But the real power of this sculpting paradigm comes from the operations that can be applied to level set surfaces. Instead of working with them in terms of vertices, edges, or faces, one can simply create new surfaces out of thin air by depositing material, erase existing material, smooth the surface locally by applying a diffusion or low-pass filter to the underlying 3D density field, or pull, push, or mold the surface by advecting the density field along the moving direction of an input device. These are just the four most simple operations, the ones currently implemented in my sculpting application. There are many more of these that could be added.
In more detail, new material is deposited by enumerating all grid vertices that are inside the tool shape, currently a sphere of selectable radius, and setting those vertices’ density values to a constant larger than c. Material is erased by doing the same, but with a constant smaller than c. Doing it straight up, alas, would lead to severe aliasing — the resulting surface would look faceted (see the Leap Motion and Intel demos). This is a very common misconception: most people think that level set surfaces must look faceted, because they are defined on a discrete grid. Not correct; the faceted look is an artifact from doing it wrong.

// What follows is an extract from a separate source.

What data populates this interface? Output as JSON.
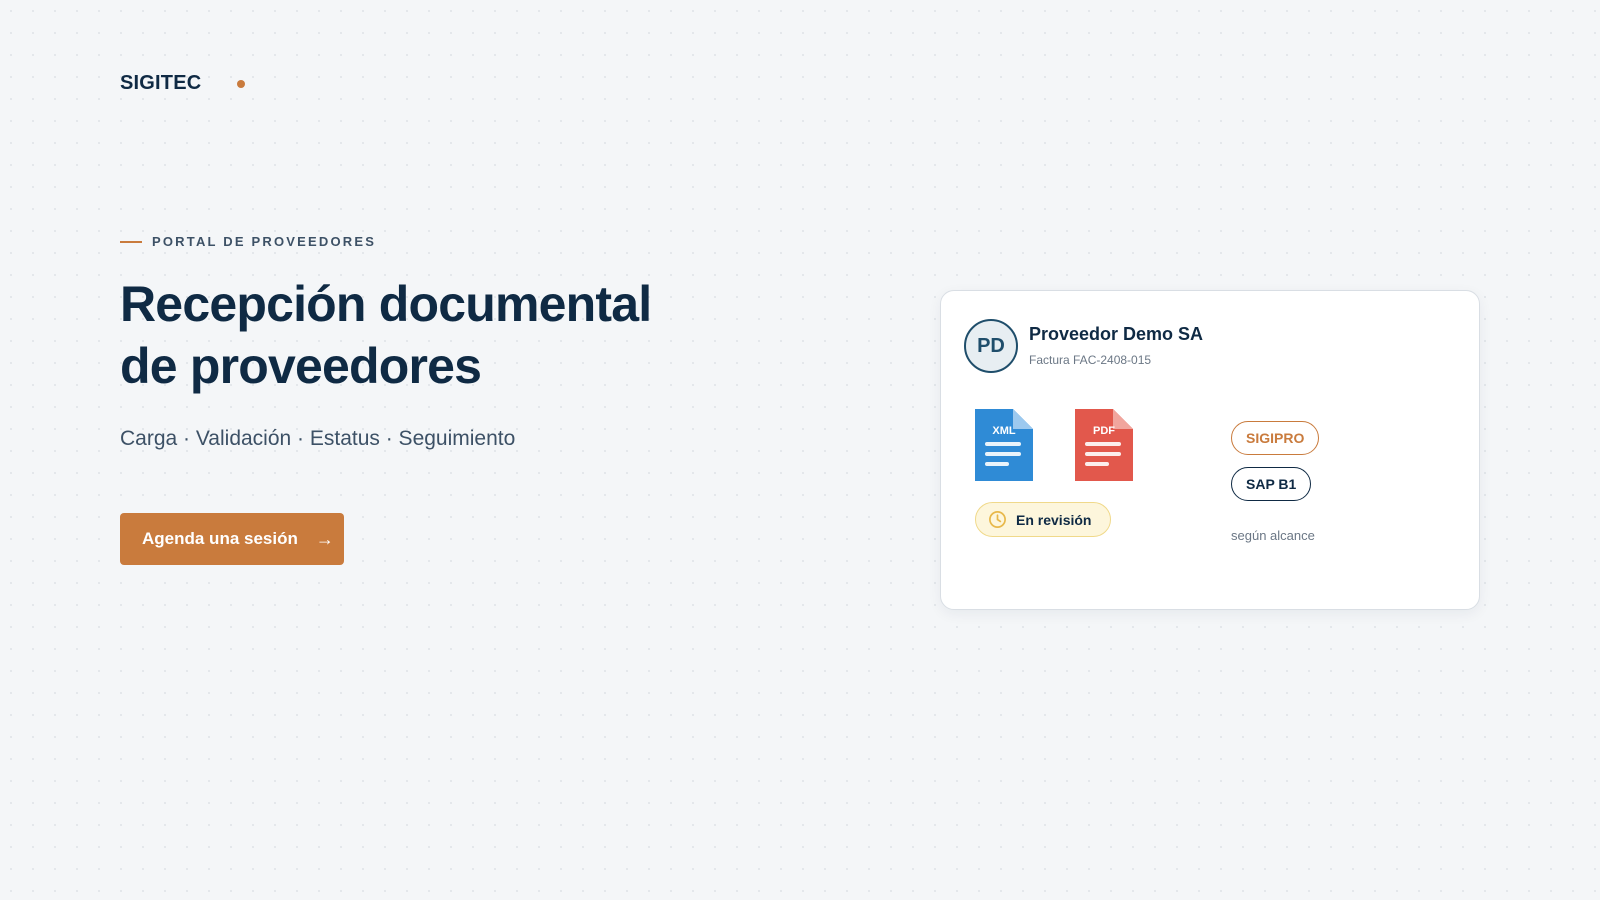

The trick is to create a “fudge zone” around the actual boundary of the tool shape, where assigned density values inside that zone are not constant, but proportional to any point’s distance from the actual surface. If the “fudge zone” is larger than a few grid voxels, it will effectively remove aliasing. Note the sphere I create in the video; it looks like a perfect sphere, not a sphere made from Lego bricks. Mathematically speaking, adding such a fudge zone will turn the shape function of the tool from an infinite-bandwidth function to a band-limited function, which can be sampled without artifacts. The artifacts only creep back in when the tool shape shrinks to approximately the same size as the grid’s voxels (which I’m showing later in the video, when drilling very small holes).
Oh, and if you’re wondering how the real-time isosurface extraction works: I’m not gonna tell you. Use the source, Luke!
And yet another aside: here is the reason why I open myself up to ridicule by uploading single-take, uncut, unrehearsed, unedited video of work-in-progress software to YouTube (this one is a prime example). User Tiago Estill de Noronha saw the clay modeling video and suggested a better way of managing the editing tool’s different modes, using the joystick’s four primary directions to select between them, in addition to the radio button way. Done, added to the software, released, thank you!